Dataset records =
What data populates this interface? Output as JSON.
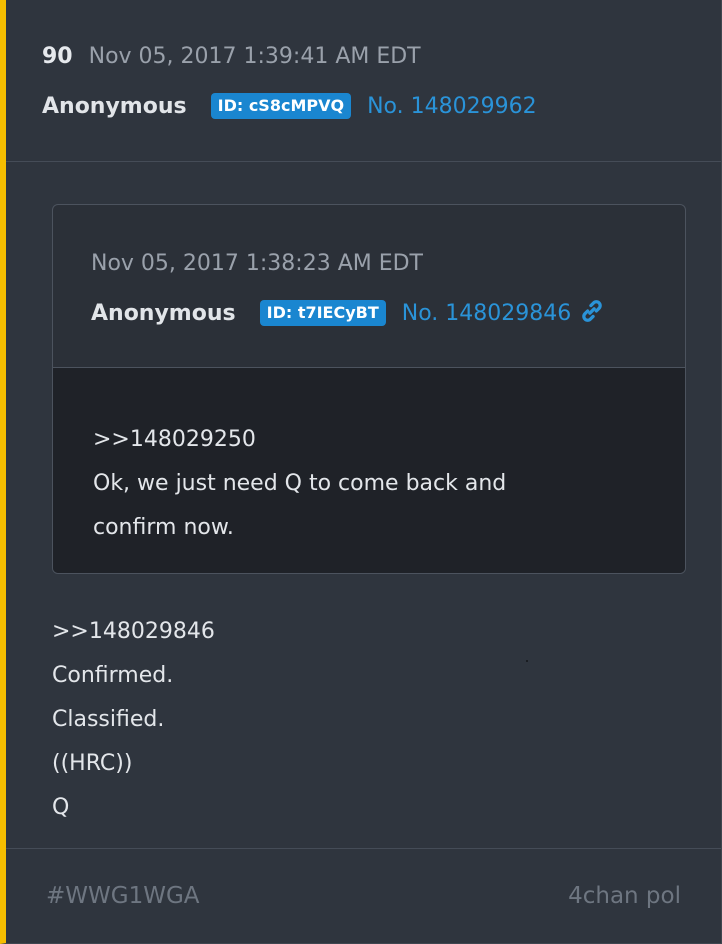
{
  "post": {
    "number": "90",
    "date": "Nov 05, 2017 1:39:41 AM EDT",
    "author": "Anonymous",
    "id_badge": "ID: cS8cMPVQ",
    "post_no": "No. 148029962"
  },
  "quoted": {
    "date": "Nov 05, 2017 1:38:23 AM EDT",
    "author": "Anonymous",
    "id_badge": "ID: t7IECyBT",
    "post_no": "No. 148029846",
    "lines": [
      ">>148029250",
      "Ok, we just need Q to come back and",
      "confirm now."
    ]
  },
  "body": {
    "lines": [
      ">>148029846",
      "Confirmed.",
      "Classified.",
      "((HRC))",
      "Q"
    ]
  },
  "footer": {
    "tag": "#WWG1WGA",
    "source": "4chan pol"
  },
  "colors": {
    "accent_bar": "#f6be00",
    "link": "#2a93d8",
    "badge": "#1a86d0"
  },
  "icons": {
    "link": "link-icon"
  }
}
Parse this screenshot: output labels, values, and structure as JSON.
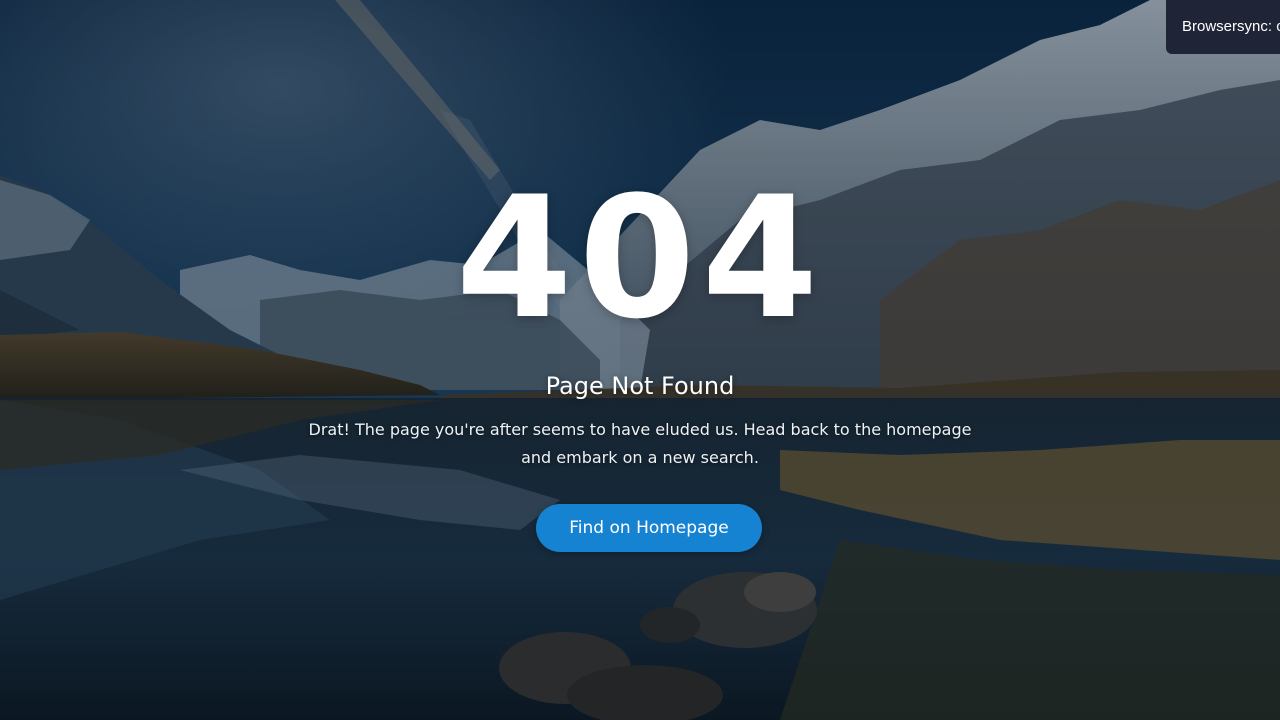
{
  "page": {
    "error_code": "404",
    "title": "Page Not Found",
    "description_line1": "Drat! The page you're after seems to have eluded us. Head back to the homepage",
    "description_line2": "and embark on a new search.",
    "cta_label": "Find on Homepage"
  },
  "browsersync": {
    "message": "Browsersync: c"
  },
  "colors": {
    "button": "#1583d1",
    "text": "#ffffff",
    "notification_bg": "#1f2536"
  },
  "icons": {
    "background": "mountain-lake-landscape"
  }
}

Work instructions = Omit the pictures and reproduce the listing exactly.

Solution to this task =
What data populates this interface? Output as JSON.
{
  "post": {
    "number": "90",
    "date": "Nov 05, 2017 1:39:41 AM EDT",
    "author": "Anonymous",
    "id_badge": "ID: cS8cMPVQ",
    "post_no": "No. 148029962"
  },
  "quoted": {
    "date": "Nov 05, 2017 1:38:23 AM EDT",
    "author": "Anonymous",
    "id_badge": "ID: t7IECyBT",
    "post_no": "No. 148029846",
    "lines": [
      ">>148029250",
      "Ok, we just need Q to come back and",
      "confirm now."
    ]
  },
  "body": {
    "lines": [
      ">>148029846",
      "Confirmed.",
      "Classified.",
      "((HRC))",
      "Q"
    ]
  },
  "footer": {
    "tag": "#WWG1WGA",
    "source": "4chan pol"
  },
  "colors": {
    "accent_bar": "#f6be00",
    "link": "#2a93d8",
    "badge": "#1a86d0"
  },
  "icons": {
    "link": "link-icon"
  }
}
Parse this screenshot: output labels, values, and structure as JSON.
{
  "page": {
    "error_code": "404",
    "title": "Page Not Found",
    "description_line1": "Drat! The page you're after seems to have eluded us. Head back to the homepage",
    "description_line2": "and embark on a new search.",
    "cta_label": "Find on Homepage"
  },
  "browsersync": {
    "message": "Browsersync: c"
  },
  "colors": {
    "button": "#1583d1",
    "text": "#ffffff",
    "notification_bg": "#1f2536"
  },
  "icons": {
    "background": "mountain-lake-landscape"
  }
}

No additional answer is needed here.